Task requirements:
Filter the entries for the word "album". Copy each line in which it occurs.

(Element data from apps and pages)
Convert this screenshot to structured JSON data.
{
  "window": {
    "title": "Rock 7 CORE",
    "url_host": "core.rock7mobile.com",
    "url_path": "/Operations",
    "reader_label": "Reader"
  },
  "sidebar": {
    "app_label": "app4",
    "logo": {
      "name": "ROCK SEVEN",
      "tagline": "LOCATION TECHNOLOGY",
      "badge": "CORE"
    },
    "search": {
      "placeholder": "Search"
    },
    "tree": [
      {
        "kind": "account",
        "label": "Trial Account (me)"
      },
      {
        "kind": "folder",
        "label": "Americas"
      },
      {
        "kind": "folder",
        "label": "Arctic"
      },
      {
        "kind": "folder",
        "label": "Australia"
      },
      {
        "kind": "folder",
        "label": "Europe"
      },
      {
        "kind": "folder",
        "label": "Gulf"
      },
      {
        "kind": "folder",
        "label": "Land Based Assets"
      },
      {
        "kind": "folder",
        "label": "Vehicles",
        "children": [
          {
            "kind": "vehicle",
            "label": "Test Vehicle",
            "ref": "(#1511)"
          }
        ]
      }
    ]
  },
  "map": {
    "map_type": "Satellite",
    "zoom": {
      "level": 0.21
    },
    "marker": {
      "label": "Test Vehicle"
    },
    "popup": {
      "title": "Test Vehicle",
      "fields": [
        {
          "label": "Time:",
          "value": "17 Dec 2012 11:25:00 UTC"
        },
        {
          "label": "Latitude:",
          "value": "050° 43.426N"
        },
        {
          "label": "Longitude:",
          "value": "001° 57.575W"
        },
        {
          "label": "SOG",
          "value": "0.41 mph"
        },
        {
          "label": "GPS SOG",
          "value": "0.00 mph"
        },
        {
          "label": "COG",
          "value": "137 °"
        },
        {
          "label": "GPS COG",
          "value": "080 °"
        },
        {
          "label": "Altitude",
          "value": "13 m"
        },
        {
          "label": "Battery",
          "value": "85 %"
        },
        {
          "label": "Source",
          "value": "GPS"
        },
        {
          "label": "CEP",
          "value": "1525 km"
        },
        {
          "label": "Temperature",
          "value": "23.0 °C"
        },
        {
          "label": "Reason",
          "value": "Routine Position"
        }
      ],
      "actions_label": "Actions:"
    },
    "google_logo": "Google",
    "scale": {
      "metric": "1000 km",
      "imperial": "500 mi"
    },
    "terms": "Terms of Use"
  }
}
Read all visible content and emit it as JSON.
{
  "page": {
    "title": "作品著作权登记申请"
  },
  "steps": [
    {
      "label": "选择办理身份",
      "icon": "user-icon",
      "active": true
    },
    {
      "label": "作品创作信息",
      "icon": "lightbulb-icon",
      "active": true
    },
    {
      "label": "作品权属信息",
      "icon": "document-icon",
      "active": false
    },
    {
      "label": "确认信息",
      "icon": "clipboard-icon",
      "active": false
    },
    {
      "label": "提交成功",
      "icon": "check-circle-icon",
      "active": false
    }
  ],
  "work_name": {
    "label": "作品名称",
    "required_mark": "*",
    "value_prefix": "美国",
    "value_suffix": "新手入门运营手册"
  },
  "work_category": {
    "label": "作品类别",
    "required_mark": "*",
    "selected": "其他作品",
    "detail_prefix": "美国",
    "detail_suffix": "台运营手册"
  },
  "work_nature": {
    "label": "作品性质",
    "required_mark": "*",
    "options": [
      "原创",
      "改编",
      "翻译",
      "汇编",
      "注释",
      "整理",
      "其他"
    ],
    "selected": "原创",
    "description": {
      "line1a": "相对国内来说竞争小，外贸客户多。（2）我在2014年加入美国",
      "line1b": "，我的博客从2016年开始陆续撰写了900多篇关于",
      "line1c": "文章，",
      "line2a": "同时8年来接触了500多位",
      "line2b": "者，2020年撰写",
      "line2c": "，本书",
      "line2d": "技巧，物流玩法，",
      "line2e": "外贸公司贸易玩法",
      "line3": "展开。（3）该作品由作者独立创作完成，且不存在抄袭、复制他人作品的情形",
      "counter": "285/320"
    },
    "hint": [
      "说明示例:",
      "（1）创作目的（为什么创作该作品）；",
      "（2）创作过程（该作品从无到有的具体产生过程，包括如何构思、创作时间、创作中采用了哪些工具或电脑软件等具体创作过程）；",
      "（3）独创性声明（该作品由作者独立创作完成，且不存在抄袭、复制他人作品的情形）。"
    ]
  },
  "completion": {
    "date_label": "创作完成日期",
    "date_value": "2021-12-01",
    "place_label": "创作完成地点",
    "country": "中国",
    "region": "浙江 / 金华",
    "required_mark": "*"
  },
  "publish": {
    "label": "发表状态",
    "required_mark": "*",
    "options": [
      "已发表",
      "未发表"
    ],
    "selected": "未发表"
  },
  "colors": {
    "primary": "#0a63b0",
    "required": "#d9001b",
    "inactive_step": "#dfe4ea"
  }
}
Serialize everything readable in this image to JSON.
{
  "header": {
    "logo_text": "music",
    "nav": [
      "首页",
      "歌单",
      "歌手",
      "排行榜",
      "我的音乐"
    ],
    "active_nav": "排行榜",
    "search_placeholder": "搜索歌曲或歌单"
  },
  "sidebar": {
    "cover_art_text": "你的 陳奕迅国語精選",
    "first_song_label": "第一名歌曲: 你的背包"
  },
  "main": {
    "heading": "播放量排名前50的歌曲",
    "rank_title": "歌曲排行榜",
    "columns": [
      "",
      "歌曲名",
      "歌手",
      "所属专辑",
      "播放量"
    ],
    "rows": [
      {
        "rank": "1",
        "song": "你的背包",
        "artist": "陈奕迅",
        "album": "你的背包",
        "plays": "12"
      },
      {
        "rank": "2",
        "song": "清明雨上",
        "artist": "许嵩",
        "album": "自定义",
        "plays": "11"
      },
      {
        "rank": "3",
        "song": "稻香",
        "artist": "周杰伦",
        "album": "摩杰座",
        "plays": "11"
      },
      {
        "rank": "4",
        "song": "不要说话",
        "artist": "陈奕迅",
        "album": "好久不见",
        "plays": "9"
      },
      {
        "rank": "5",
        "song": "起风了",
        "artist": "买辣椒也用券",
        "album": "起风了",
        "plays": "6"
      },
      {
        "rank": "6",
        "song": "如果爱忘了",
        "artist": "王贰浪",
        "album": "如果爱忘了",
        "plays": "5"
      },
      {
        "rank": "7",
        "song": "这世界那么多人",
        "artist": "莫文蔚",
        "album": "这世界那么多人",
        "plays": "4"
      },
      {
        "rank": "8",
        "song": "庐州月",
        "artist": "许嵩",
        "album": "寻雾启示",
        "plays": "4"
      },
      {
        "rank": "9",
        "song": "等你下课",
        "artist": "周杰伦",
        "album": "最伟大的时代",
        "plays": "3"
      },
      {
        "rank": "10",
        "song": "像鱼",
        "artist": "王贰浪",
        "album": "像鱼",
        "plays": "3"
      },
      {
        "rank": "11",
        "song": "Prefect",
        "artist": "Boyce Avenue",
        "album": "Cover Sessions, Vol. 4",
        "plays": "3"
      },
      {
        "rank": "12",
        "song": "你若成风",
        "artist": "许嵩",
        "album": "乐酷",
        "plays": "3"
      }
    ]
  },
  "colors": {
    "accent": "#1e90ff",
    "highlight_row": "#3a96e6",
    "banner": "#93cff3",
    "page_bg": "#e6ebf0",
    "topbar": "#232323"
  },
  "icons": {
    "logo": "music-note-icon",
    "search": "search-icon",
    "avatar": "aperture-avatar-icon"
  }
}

Solution to this task:
        "album": "你的背包",
        "album": "自定义",
        "album": "摩杰座",
        "album": "好久不见",
        "album": "起风了",
        "album": "如果爱忘了",
        "album": "这世界那么多人",
        "album": "寻雾启示",
        "album": "最伟大的时代",
        "album": "像鱼",
        "album": "Cover Sessions, Vol. 4",
        "album": "乐酷",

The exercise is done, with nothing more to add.